- EXTRACTED MATERIAL
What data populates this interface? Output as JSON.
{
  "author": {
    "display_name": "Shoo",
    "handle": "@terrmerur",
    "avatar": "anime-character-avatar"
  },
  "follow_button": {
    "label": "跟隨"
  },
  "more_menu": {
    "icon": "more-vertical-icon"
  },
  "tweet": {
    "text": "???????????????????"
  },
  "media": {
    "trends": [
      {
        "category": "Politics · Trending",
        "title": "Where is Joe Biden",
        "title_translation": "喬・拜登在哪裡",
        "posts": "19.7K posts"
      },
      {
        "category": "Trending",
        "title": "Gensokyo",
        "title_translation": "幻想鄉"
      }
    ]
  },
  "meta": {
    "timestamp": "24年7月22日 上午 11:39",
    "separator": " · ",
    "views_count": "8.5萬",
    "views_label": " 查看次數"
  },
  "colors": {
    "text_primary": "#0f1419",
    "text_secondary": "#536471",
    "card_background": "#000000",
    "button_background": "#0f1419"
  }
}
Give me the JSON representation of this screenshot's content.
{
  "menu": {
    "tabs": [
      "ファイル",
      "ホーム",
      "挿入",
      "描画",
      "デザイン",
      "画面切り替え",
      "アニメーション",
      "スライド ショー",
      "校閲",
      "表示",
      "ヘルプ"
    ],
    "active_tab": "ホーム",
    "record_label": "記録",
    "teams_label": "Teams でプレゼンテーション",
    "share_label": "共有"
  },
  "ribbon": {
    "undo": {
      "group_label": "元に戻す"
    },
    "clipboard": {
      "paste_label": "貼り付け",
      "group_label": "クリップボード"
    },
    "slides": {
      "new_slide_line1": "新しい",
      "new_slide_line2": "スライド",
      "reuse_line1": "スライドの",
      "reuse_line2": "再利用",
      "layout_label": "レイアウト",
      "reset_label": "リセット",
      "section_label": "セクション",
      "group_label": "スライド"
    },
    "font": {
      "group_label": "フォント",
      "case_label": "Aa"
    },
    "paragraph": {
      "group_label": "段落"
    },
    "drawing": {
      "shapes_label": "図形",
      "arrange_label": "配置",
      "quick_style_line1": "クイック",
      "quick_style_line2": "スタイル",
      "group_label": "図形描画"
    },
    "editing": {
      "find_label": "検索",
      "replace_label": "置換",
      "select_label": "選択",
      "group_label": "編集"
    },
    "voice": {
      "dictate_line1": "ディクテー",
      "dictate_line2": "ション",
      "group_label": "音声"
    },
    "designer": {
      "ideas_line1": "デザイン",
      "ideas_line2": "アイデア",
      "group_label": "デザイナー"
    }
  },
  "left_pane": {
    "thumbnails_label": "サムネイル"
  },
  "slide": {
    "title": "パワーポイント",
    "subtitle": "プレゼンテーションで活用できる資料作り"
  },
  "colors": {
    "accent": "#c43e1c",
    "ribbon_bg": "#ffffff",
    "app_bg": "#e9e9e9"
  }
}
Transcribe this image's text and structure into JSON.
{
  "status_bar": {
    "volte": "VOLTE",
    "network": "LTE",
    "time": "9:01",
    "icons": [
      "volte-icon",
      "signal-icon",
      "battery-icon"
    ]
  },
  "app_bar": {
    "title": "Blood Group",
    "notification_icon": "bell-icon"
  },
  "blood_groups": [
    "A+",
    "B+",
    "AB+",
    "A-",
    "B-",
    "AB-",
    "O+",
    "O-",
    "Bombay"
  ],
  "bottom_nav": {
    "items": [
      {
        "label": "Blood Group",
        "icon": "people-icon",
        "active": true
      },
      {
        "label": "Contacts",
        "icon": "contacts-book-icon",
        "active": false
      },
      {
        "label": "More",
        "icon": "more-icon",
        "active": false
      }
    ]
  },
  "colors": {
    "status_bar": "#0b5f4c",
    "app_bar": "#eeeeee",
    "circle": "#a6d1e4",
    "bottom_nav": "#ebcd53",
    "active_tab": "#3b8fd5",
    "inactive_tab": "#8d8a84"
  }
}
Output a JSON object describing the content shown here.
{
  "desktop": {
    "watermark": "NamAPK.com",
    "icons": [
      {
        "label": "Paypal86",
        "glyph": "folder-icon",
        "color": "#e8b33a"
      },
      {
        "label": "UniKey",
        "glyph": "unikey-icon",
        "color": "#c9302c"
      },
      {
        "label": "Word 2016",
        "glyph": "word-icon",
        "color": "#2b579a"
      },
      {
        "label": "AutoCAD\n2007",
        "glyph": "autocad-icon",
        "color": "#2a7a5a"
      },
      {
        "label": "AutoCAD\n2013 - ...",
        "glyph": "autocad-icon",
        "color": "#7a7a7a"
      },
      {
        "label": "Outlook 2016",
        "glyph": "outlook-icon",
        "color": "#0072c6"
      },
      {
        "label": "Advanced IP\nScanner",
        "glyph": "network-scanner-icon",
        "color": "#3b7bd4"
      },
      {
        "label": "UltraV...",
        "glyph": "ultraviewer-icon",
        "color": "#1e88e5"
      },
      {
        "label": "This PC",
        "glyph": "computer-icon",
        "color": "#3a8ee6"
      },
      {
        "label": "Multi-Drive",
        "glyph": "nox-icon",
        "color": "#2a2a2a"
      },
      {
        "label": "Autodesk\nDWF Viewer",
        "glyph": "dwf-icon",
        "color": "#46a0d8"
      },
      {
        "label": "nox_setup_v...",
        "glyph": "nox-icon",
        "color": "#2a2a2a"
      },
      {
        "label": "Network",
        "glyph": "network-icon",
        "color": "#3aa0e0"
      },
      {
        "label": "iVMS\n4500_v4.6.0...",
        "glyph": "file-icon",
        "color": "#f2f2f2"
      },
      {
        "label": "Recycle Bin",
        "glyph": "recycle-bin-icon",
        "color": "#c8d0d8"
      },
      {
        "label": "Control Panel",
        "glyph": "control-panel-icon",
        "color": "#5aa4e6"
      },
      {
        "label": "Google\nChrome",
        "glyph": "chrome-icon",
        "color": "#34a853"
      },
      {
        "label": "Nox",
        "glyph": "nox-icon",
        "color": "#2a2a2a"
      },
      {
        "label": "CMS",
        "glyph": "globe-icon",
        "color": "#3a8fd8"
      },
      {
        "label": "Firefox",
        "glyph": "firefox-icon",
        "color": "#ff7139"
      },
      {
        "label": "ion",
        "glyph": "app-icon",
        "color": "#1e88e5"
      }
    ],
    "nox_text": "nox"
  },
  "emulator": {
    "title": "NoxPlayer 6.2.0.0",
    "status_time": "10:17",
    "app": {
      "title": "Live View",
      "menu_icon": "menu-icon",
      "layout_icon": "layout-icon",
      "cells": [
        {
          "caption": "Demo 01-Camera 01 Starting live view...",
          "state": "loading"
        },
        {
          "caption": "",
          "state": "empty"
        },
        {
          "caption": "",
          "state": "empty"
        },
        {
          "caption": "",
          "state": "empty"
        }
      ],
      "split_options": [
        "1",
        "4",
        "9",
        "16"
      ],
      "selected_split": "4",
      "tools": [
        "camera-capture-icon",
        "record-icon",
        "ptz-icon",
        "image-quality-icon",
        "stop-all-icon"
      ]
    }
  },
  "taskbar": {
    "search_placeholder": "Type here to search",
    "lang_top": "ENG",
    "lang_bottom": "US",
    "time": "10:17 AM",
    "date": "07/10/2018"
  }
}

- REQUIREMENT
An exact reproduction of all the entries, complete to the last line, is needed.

- RESPONSE BELOW
What data populates this interface? Output as JSON.
{
  "author": {
    "display_name": "Shoo",
    "handle": "@terrmerur",
    "avatar": "anime-character-avatar"
  },
  "follow_button": {
    "label": "跟隨"
  },
  "more_menu": {
    "icon": "more-vertical-icon"
  },
  "tweet": {
    "text": "???????????????????"
  },
  "media": {
    "trends": [
      {
        "category": "Politics · Trending",
        "title": "Where is Joe Biden",
        "title_translation": "喬・拜登在哪裡",
        "posts": "19.7K posts"
      },
      {
        "category": "Trending",
        "title": "Gensokyo",
        "title_translation": "幻想鄉"
      }
    ]
  },
  "meta": {
    "timestamp": "24年7月22日 上午 11:39",
    "separator": " · ",
    "views_count": "8.5萬",
    "views_label": " 查看次數"
  },
  "colors": {
    "text_primary": "#0f1419",
    "text_secondary": "#536471",
    "card_background": "#000000",
    "button_background": "#0f1419"
  }
}
Give me the JSON representation of this screenshot's content.
{
  "menu": {
    "tabs": [
      "ファイル",
      "ホーム",
      "挿入",
      "描画",
      "デザイン",
      "画面切り替え",
      "アニメーション",
      "スライド ショー",
      "校閲",
      "表示",
      "ヘルプ"
    ],
    "active_tab": "ホーム",
    "record_label": "記録",
    "teams_label": "Teams でプレゼンテーション",
    "share_label": "共有"
  },
  "ribbon": {
    "undo": {
      "group_label": "元に戻す"
    },
    "clipboard": {
      "paste_label": "貼り付け",
      "group_label": "クリップボード"
    },
    "slides": {
      "new_slide_line1": "新しい",
      "new_slide_line2": "スライド",
      "reuse_line1": "スライドの",
      "reuse_line2": "再利用",
      "layout_label": "レイアウト",
      "reset_label": "リセット",
      "section_label": "セクション",
      "group_label": "スライド"
    },
    "font": {
      "group_label": "フォント",
      "case_label": "Aa"
    },
    "paragraph": {
      "group_label": "段落"
    },
    "drawing": {
      "shapes_label": "図形",
      "arrange_label": "配置",
      "quick_style_line1": "クイック",
      "quick_style_line2": "スタイル",
      "group_label": "図形描画"
    },
    "editing": {
      "find_label": "検索",
      "replace_label": "置換",
      "select_label": "選択",
      "group_label": "編集"
    },
    "voice": {
      "dictate_line1": "ディクテー",
      "dictate_line2": "ション",
      "group_label": "音声"
    },
    "designer": {
      "ideas_line1": "デザイン",
      "ideas_line2": "アイデア",
      "group_label": "デザイナー"
    }
  },
  "left_pane": {
    "thumbnails_label": "サムネイル"
  },
  "slide": {
    "title": "パワーポイント",
    "subtitle": "プレゼンテーションで活用できる資料作り"
  },
  "colors": {
    "accent": "#c43e1c",
    "ribbon_bg": "#ffffff",
    "app_bg": "#e9e9e9"
  }
}
Transcribe this image's text and structure into JSON.
{
  "status_bar": {
    "volte": "VOLTE",
    "network": "LTE",
    "time": "9:01",
    "icons": [
      "volte-icon",
      "signal-icon",
      "battery-icon"
    ]
  },
  "app_bar": {
    "title": "Blood Group",
    "notification_icon": "bell-icon"
  },
  "blood_groups": [
    "A+",
    "B+",
    "AB+",
    "A-",
    "B-",
    "AB-",
    "O+",
    "O-",
    "Bombay"
  ],
  "bottom_nav": {
    "items": [
      {
        "label": "Blood Group",
        "icon": "people-icon",
        "active": true
      },
      {
        "label": "Contacts",
        "icon": "contacts-book-icon",
        "active": false
      },
      {
        "label": "More",
        "icon": "more-icon",
        "active": false
      }
    ]
  },
  "colors": {
    "status_bar": "#0b5f4c",
    "app_bar": "#eeeeee",
    "circle": "#a6d1e4",
    "bottom_nav": "#ebcd53",
    "active_tab": "#3b8fd5",
    "inactive_tab": "#8d8a84"
  }
}
Output a JSON object describing the content shown here.
{
  "desktop": {
    "watermark": "NamAPK.com",
    "icons": [
      {
        "label": "Paypal86",
        "glyph": "folder-icon",
        "color": "#e8b33a"
      },
      {
        "label": "UniKey",
        "glyph": "unikey-icon",
        "color": "#c9302c"
      },
      {
        "label": "Word 2016",
        "glyph": "word-icon",
        "color": "#2b579a"
      },
      {
        "label": "AutoCAD\n2007",
        "glyph": "autocad-icon",
        "color": "#2a7a5a"
      },
      {
        "label": "AutoCAD\n2013 - ...",
        "glyph": "autocad-icon",
        "color": "#7a7a7a"
      },
      {
        "label": "Outlook 2016",
        "glyph": "outlook-icon",
        "color": "#0072c6"
      },
      {
        "label": "Advanced IP\nScanner",
        "glyph": "network-scanner-icon",
        "color": "#3b7bd4"
      },
      {
        "label": "UltraV...",
        "glyph": "ultraviewer-icon",
        "color": "#1e88e5"
      },
      {
        "label": "This PC",
        "glyph": "computer-icon",
        "color": "#3a8ee6"
      },
      {
        "label": "Multi-Drive",
        "glyph": "nox-icon",
        "color": "#2a2a2a"
      },
      {
        "label": "Autodesk\nDWF Viewer",
        "glyph": "dwf-icon",
        "color": "#46a0d8"
      },
      {
        "label": "nox_setup_v...",
        "glyph": "nox-icon",
        "color": "#2a2a2a"
      },
      {
        "label": "Network",
        "glyph": "network-icon",
        "color": "#3aa0e0"
      },
      {
        "label": "iVMS\n4500_v4.6.0...",
        "glyph": "file-icon",
        "color": "#f2f2f2"
      },
      {
        "label": "Recycle Bin",
        "glyph": "recycle-bin-icon",
        "color": "#c8d0d8"
      },
      {
        "label": "Control Panel",
        "glyph": "control-panel-icon",
        "color": "#5aa4e6"
      },
      {
        "label": "Google\nChrome",
        "glyph": "chrome-icon",
        "color": "#34a853"
      },
      {
        "label": "Nox",
        "glyph": "nox-icon",
        "color": "#2a2a2a"
      },
      {
        "label": "CMS",
        "glyph": "globe-icon",
        "color": "#3a8fd8"
      },
      {
        "label": "Firefox",
        "glyph": "firefox-icon",
        "color": "#ff7139"
      },
      {
        "label": "ion",
        "glyph": "app-icon",
        "color": "#1e88e5"
      }
    ],
    "nox_text": "nox"
  },
  "emulator": {
    "title": "NoxPlayer 6.2.0.0",
    "status_time": "10:17",
    "app": {
      "title": "Live View",
      "menu_icon": "menu-icon",
      "layout_icon": "layout-icon",
      "cells": [
        {
          "caption": "Demo 01-Camera 01 Starting live view...",
          "state": "loading"
        },
        {
          "caption": "",
          "state": "empty"
        },
        {
          "caption": "",
          "state": "empty"
        },
        {
          "caption": "",
          "state": "empty"
        }
      ],
      "split_options": [
        "1",
        "4",
        "9",
        "16"
      ],
      "selected_split": "4",
      "tools": [
        "camera-capture-icon",
        "record-icon",
        "ptz-icon",
        "image-quality-icon",
        "stop-all-icon"
      ]
    }
  },
  "taskbar": {
    "search_placeholder": "Type here to search",
    "lang_top": "ENG",
    "lang_bottom": "US",
    "time": "10:17 AM",
    "date": "07/10/2018"
  }
}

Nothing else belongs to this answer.